The symbiosis of flowering plants and animals is easily seen during the spring months. In mutualism, both organisms benefit. Flowers advertise their nectar rewards with specific colors, shapes, and nectar rewards, much like the advertising we see everyday in every form. Insects and birds are attracted as the consumer, and pollinate the plant in the process, enabling the plant to reproduce. Lack of color, unique shape, and putrid scent attract flies and gnats as pollinators.

Count the question marks.

Count the question marks

As birds begin to migrate north, many will drill into trees in search of food. Sap trickling down a tree trunk left behind afterwards attracts butterflies that have emerged from torpor. Question marks, goatweed leafwings, and mourning cloaks feast on the sugar-laden sap.

Zebra swallowtail

Zebra swallowtail

Butterflies that emerge from chrysalides in early spring are darker and smaller than summer forms in order to use the sun’s energy more efficiently. Zebra swallowtails, falcate orangetips, hairstreaks, duskywings, and elfins begin to take nectar from sources such as plum blossoms, redbud, spiderwort, wild hyacinth, blue star, and so many more. Ruby-throated hummingbirds usually arrive the first full week of April, and the flowers of Ohio buckeye and yellow honeysuckle are usually ready for them.  The best way to experience these flowers is to bring a field guide, get a park wildflower checklist, and of course, go on a wildflower hike with a park interpreter.

I’m not quite certain when my love affair with wildflowers began. Part of my affection stems from my love of butterflies; a lepidopterist has to be part botanist in order to understand the relationship between them. But my love of spring wildflowers is separate, and not just because the majority of them aren’t pollinated by butterflies.
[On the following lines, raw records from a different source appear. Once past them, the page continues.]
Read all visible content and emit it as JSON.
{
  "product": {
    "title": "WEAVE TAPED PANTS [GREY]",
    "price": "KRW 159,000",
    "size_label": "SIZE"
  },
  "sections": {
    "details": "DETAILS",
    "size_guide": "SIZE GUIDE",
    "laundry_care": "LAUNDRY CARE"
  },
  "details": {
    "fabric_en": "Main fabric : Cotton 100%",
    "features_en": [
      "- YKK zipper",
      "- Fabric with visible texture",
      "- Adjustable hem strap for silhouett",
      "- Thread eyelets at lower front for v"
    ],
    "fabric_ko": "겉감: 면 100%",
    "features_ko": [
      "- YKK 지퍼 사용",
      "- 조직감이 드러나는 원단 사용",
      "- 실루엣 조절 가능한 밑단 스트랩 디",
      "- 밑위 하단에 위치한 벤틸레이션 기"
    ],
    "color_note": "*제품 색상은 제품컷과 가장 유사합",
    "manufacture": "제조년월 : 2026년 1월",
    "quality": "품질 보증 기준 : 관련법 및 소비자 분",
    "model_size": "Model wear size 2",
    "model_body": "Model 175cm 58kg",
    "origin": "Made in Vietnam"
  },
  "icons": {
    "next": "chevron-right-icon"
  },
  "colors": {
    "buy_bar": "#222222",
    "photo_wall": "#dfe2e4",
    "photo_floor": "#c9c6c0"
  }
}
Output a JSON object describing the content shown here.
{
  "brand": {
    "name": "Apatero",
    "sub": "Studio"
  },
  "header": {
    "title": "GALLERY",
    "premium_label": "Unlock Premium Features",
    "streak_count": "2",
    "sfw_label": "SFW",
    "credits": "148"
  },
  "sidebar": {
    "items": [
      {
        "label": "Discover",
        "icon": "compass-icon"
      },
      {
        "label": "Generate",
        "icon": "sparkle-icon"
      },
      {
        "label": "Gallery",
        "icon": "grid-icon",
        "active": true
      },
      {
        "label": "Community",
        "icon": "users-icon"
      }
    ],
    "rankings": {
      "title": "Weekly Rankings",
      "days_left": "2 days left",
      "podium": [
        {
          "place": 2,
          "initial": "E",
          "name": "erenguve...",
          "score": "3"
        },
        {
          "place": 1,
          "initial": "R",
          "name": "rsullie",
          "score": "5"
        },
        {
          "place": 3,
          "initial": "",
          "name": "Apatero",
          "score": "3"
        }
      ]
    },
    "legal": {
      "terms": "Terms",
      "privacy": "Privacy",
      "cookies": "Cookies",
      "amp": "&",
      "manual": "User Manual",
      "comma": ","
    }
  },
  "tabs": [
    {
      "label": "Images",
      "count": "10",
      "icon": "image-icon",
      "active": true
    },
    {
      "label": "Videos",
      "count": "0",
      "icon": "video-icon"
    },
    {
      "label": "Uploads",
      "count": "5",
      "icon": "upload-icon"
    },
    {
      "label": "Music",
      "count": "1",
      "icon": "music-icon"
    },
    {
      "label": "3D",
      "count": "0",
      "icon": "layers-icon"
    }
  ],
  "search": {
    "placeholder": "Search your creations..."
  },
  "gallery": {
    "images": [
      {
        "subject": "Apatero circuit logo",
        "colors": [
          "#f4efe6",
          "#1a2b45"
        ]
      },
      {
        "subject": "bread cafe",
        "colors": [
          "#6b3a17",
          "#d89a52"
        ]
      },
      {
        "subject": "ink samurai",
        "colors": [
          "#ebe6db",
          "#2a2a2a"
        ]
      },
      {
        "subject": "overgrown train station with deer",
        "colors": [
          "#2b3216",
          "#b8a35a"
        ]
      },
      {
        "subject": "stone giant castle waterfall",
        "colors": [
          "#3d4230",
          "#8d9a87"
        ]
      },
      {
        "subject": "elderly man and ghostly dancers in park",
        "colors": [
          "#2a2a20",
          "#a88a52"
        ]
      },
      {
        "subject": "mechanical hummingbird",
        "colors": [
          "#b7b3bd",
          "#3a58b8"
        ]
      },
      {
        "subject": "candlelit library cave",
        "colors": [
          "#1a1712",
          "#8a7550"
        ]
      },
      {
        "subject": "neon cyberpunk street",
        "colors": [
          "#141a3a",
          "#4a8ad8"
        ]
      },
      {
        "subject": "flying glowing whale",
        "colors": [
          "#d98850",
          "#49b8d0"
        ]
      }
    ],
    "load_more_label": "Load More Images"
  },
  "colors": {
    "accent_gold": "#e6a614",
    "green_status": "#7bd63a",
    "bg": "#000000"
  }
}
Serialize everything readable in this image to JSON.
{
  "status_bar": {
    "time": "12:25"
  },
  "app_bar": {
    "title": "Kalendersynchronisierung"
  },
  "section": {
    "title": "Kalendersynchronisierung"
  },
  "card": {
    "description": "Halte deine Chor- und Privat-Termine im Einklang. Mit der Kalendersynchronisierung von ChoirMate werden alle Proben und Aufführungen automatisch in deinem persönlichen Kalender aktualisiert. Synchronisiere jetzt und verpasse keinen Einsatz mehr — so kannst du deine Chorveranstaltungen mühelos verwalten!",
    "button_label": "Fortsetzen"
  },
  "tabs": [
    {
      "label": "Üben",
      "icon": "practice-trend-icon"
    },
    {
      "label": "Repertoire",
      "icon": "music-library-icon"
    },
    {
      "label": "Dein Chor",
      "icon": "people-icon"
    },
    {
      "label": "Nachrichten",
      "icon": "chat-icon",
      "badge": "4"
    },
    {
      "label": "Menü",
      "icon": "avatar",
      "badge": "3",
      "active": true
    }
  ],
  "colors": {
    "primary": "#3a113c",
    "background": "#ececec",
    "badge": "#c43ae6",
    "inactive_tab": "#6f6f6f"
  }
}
I admire these flowers with a short blooming period; completing their life cycles before the leaves take over with such precision and efficiency.

Seldom-seen yellow trout lily

Seldom-seen yellow trout lily

After so many years of living and working at Mount Magazine State Park, I delight in being able to take visitors to fire pink, spiderwort, Ohio buckeye, historic quince, and lilac shrubs on Will Apple’s Road Trail; bloodroot, trillium, and crested iris on the Signal Hill trail, and Jack-in-the-Pulpit on the Cove Lake trail. I am asked lots of questions about which trail to take to see wildflowers, and am often asked to identify photos of wildflowers after the hike is over. Helping visitors connect to nature in this way, and helping them gain confidence in their identification skills, and helping kids begin their own butterfly gardens are highlights of spring.

If not during spring break, then at some point in spring, I encourage you to visit a state park and walk a trail to cure your spring fever.

Lori Spencer, Certified Heritage Interpreter

Lori Spencer, Certified Heritage Interpreter

Lori Spencer has been a volunteer at Mount Magazine State Park since 1997, and is chairman of the Mount Magazine Action Group. She holds a M.S. in entomology and is the author of Arkansas Butterflies and Moths.